American Shorthair tabby
Above -- American shorthair tabby cat - a pure and wholly normal cat. The cat illustrated has a classic tabby coloring and pattern, the blotched tabby pattern with the very distinct tabby "M" on the forehead - photo strictly copyright Helmi Flick.
The American shorthair tabby is, for me, the best coat color and pattern for this most normal and balanced of American cats. But is she American? The origins of this cat breed is in England so it is fair to argue that this is an English cat, the English Shorthair.
Yet, as the first of this breed came over to America in the early 1600s I think the English can concede that by now an American shorthair tabby is an American cat.
The tabby pattern is the most natural of all cat patterns and colors because it has evolved naturally as the best in terms of camouflage and in the early days before domestic cats became wild cats (about 9,000 years ago) it was all about survival in a natural environment. And the landscape is often brown and broken in color and texture.
I have made an extensive post about the tabby cat coat under the heading cat coats tabby. In summary, each hair is not a single color but has a horizontal banding of black and yellow. The black color is made up a substance (a pigment) called eumelanin and the yellow color is made up of a pigment called phaeomelanin.

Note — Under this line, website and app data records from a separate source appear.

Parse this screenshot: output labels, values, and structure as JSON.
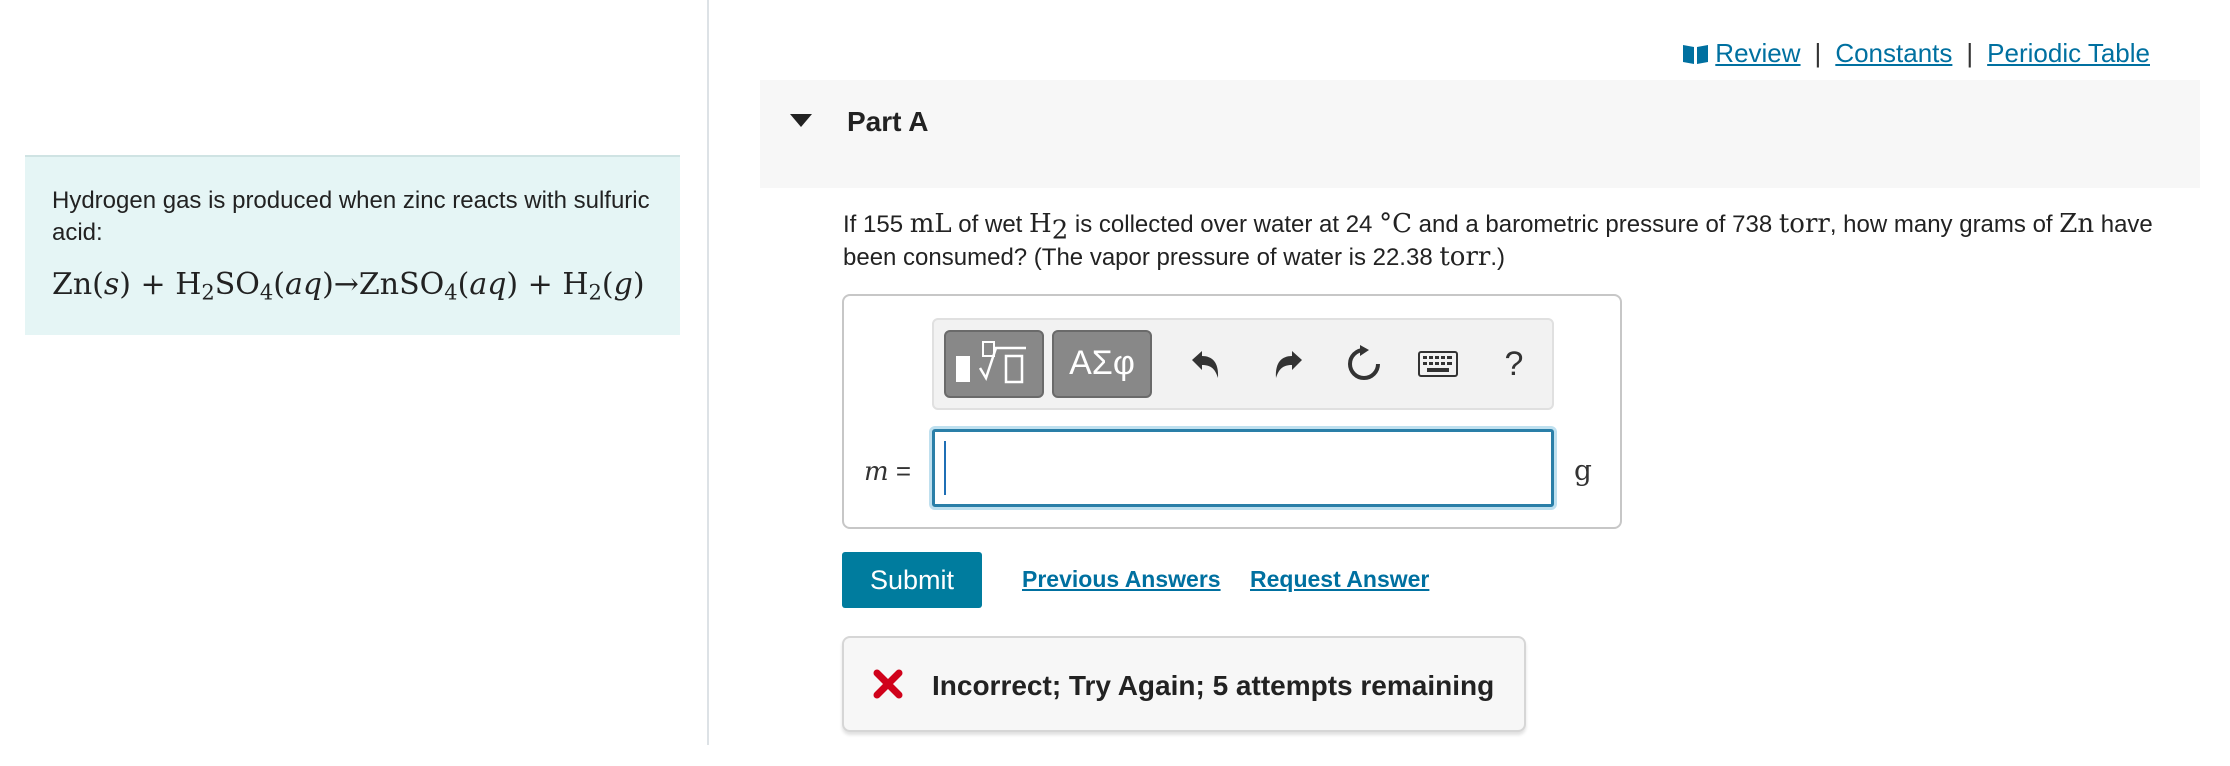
{
  "colors": {
    "accent": "#007c9e",
    "link": "#0070a0",
    "panel_bg": "#e5f5f5",
    "error": "#d0021b"
  },
  "intro": {
    "text": "Hydrogen gas is produced when zinc reacts with sulfuric acid:",
    "equation_parts": {
      "zn": "Zn(",
      "s": "s",
      "plus1": ") + H",
      "sub2a": "2",
      "so4a": "SO",
      "sub4a": "4",
      "aq1open": "(",
      "aq1": "aq",
      "arrow": ")→ZnSO",
      "sub4b": "4",
      "aq2open": "(",
      "aq2": "aq",
      "plus2": ") + H",
      "sub2b": "2",
      "gopen": "(",
      "g": "g",
      "close": ")"
    }
  },
  "resources": {
    "review": "Review",
    "separator": "|",
    "constants": "Constants",
    "periodic_table": "Periodic Table"
  },
  "part": {
    "title": "Part A"
  },
  "question": {
    "t1": "If 155 ",
    "unit_ml": "mL",
    "t2": " of wet ",
    "h": "H",
    "h_sub": "2",
    "t3": " is collected over water at 24 ",
    "deg": "°C",
    "t4": " and a barometric pressure of 738 ",
    "torr1": "torr",
    "t5": ", how many grams of ",
    "zn": "Zn",
    "t6": " have been consumed? (The vapor pressure of water is 22.38 ",
    "torr2": "torr",
    "t7": ".)"
  },
  "answer": {
    "variable": "m",
    "equals": " =",
    "unit": "g",
    "value": "",
    "toolbar": {
      "greek_label": "ΑΣφ",
      "help_label": "?"
    },
    "icons": [
      "templates-icon",
      "undo-icon",
      "redo-icon",
      "reset-icon",
      "keyboard-icon",
      "help-icon"
    ]
  },
  "actions": {
    "submit": "Submit",
    "previous_answers": "Previous Answers",
    "request_answer": "Request Answer"
  },
  "feedback": {
    "message": "Incorrect; Try Again; 5 attempts remaining"
  }
}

The gene that dictates how this coloring is deposited in the hair as it grows is the Agouti gene (symbolized by the letter A - a dominant gene). The tip of the hair is black.

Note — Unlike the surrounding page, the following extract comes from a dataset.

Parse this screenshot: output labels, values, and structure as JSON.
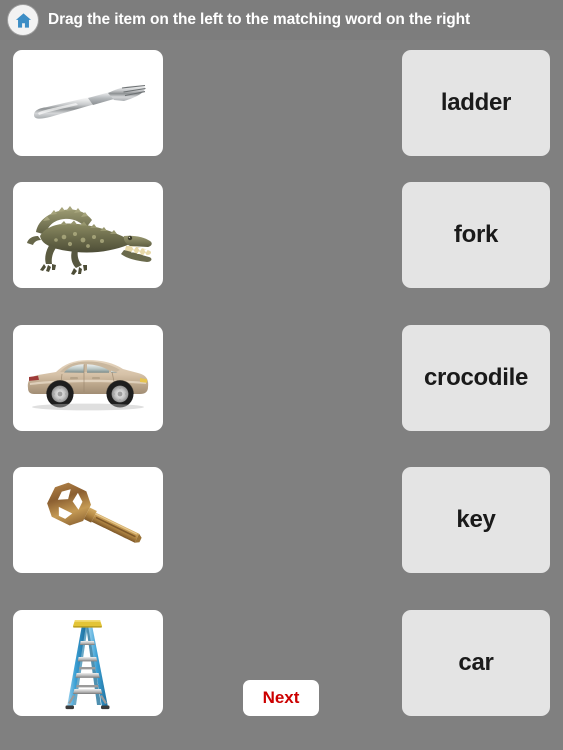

In the American shorthair tabby, the Agouti gene works in conjunction with another gene (a tabby gene) which is recessive and which is symbolized by the lower case letters, mc. The presence of this gene results in eliminating the black to yellow banding on certain hairs and allowing only the production of black pigmentation, which is present throughout the length of the hair. This happens in a clump of hairs and in a blotched tabby, as shown above, the clumps form swirls and blotches throughout the torso. In a mackerel tabby (named after the fish's strips) the patterns are striped
Above -- Silver Classic American Shorthair tabby cat - photo strictly copyright Helmi Flick. The silver tabby lacks the yellow pigmentation causing the yellow banding referred to above. Without this pigmentation the black stands out more producing a high contrast pattern, something that breeder aim for generally in patterns. If some yellow pigment remains it is called "tarnishing " in the cat fancy. This color is produced by a dominant gene called the inhibitor gene, symbolized by the letter I. It retrains and subdues the development of the pigment during hair growth.
The CFA allow no outcrosses for the American Shorthair, which means that breeders whose cats are registered with the CFA must breed American Shorthair to American Shorthair.
Click on the link to see more fine photographs and read more about the American Shorthair cat. This a very normal domestic cat. See a classic silver tabby American Shorthair show cat at a show.
- Robinson's Genetics for Cat Breeders and Veterinarians
American shorthair tabby to American Curl